It took a few days to get into a routine of caring for Al once again. With the help of some programs we were able to get Al a lift chair. He loved it. He was able to get in and out of it without my assistance.
To me, no matter what illness you have, independence is something that should remain strong for as long as possible. The one company that had been in Al’s life got involved with me and Al again.
With the help from the waiver, this company was able to provide a transit bus to come straight to our front door. Al could be taken out to the bus in his wheelchair and with the help of the lift on the bus, Al was able to go to the Day Program.
In the Day Program, Al could be social with others like himself. He ate the packed lunch I prepared with his friends. He made crafts and made plenty of friends. But soon this died down as Al became more tired.
When Al had still been in the nursing home the staff recommended a Neurologist for Al to go see. This was for a second opinion. We went to the assigned appointment. Up until entering that door I had totally forgotten that we had seen this doctor once before, years back after he had his heart attack.
When we were entered into the data system and shown which door to go into to wait to see the doctor, I was still a little leery of this doctor. After all we had a Neurologist already. Our doctor was full of life and made Al feel at ease and sometimes produced laughter from him.
But on the other hand I wasn’t going to argue. Our Neurologist did not prescribe certain medications so Al was at a standstill. So maybe this doctor could add something to the recipe.

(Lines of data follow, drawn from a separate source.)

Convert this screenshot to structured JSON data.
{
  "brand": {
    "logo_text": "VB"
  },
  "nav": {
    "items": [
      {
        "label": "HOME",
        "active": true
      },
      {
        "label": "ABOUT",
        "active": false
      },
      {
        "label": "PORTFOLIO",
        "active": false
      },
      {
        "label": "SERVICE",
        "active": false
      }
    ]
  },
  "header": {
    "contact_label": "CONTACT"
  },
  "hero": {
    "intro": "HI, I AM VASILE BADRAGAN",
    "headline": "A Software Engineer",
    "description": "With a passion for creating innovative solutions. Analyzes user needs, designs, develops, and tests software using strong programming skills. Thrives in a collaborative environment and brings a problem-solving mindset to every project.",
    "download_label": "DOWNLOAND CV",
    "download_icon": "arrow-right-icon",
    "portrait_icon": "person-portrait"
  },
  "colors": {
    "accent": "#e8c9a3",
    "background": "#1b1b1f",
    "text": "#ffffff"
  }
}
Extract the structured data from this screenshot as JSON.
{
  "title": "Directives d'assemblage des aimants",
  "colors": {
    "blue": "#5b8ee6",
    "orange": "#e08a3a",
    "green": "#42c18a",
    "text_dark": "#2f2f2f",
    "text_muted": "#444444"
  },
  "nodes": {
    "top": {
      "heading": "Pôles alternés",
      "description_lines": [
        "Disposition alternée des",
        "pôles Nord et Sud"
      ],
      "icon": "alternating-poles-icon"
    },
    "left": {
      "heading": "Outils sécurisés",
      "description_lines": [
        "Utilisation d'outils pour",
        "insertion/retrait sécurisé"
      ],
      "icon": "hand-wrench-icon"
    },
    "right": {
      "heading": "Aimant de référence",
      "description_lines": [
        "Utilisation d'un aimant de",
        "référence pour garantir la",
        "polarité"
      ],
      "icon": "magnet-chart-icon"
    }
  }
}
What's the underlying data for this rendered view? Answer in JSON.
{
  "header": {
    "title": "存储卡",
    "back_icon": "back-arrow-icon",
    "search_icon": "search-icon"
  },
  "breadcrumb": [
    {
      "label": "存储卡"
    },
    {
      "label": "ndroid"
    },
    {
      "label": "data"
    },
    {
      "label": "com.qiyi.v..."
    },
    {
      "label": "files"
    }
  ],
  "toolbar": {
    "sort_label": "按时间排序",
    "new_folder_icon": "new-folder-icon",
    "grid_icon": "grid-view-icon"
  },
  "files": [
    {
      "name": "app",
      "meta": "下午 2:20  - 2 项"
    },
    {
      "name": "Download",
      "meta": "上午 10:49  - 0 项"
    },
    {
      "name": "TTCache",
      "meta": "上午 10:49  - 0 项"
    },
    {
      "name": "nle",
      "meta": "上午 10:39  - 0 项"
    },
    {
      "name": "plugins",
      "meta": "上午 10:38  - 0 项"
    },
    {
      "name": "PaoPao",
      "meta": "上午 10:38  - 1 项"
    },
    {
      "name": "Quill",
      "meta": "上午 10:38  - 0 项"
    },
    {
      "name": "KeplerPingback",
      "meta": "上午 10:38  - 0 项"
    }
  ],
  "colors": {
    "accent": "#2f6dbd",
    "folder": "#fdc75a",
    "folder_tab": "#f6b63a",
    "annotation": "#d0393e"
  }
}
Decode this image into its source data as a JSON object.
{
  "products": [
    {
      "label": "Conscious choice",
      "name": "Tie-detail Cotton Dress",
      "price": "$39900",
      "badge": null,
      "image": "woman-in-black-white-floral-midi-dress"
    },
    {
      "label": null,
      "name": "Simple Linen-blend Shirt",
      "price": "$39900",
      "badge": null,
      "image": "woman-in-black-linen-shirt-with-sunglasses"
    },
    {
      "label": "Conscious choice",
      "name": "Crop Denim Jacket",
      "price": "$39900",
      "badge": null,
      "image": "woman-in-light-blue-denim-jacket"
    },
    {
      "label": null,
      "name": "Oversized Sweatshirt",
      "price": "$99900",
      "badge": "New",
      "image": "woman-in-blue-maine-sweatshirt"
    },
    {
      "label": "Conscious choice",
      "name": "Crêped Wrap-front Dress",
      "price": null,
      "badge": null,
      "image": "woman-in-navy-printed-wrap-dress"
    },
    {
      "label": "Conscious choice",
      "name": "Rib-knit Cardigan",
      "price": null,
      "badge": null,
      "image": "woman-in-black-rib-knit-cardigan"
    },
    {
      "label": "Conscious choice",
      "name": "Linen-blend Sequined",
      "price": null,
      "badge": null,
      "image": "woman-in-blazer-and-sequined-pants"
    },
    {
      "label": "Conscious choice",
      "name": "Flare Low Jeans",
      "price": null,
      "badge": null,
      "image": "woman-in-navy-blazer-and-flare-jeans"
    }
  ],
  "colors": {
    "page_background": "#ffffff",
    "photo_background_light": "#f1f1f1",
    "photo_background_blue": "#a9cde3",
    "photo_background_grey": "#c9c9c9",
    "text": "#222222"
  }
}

When the doctor walked in I recognized him immediately. How could my mind have slipped so bad? I place the blame on being a caregiver and dealing with so much all at the same time.
The doctor said hello and then turned to Al. ” How have you been since the last time I saw you Al? I can see there have been some significant changes since you were here before.”
I didn’t say anything to that remark. I guess I didn’t want him to realize I had forgotten who he was. Al smiled but didn’t say anything. By now, Al didn’t talk near as much as he used to. It was quite alright for me to do his speaking for him, although he was right there beside me in the room.
After doing some tests on Al he looked at me and said, ” I knew what was wrong with Al the first time he was here but I couldn’t say what it was because there wasn’t enough documentation per say. But now I am absolutely positive, your brother has MSA.”
I shot a look at the doctor. I was so surprised to hear this. Oh not that he hadn’t said these silent thoughts before but for the fact here I was in nursing for over 20 years. I had dealt with all types of illnesses in those years and had never heard of this.
I asked the doctor, ” What in the world is MSA?” He went on to explain, ” It is a neurological disease. It is similar to Parkinson’s Disease but there are a few major differences. For one, MSA,( Multiple System Atrophy) does not seem affected by the popular medications that are used for PD. Another difference is the brain loses contact with anything Al would want to do with his body. The memory stays in tact with MSA. Rarely is it ever lost such as in a PD patient. The last thing is the life expectancy. PD patients can live many years with this disease, but for an MSA the average life span is six to seven years.”
I looked at him but really didn’t say much. I glanced at Al to see if he had caught much of what the doctor had said. I don’t think he did. Al was more interested in going to lunch like I had promised him we would do after leaving here.
My mind was starting to roll like a train taking off on the tracks. What is he not telling me? What is this MSA for sure? I kept hearing six to seven years life expectancy. Looking back, Al had already had this terrible disease for five years now.
The doctor wrote some notes on a yellow sheet of paper and when Al and I were ready to leave the doctor handed me the paper. He patted me on the back and said, ” Read these notes. If there is anything or anyway i can be of help, please don’t hesitate to let me know.” I smiled and then wheeled Al to our car. We were off to lunch and I could tell from Al’s actions and words the doctor’s words didn’t sink in.
We went to Al’s favorite place, Zales Pharmacy. Al and I had grown up there I should add. Our parents had gone there it seems forever, so everyone knew us. The staff always made Al feel so special. They waved at him each time he went in and said hello. Different people would sit and chat with him while we ate at the inside luncheonette.
This time though I didn’t talk as much. I spent my free time reading the paper the doctor had given me. It pretty much said in easy words, that there was no cure for Al’s disease. That this disease could affect his already damaged heart. I was to make sure Al kept up with appointments at his heart doctor. The last thing he had written was how sorry he was that he had to give me this terrible news.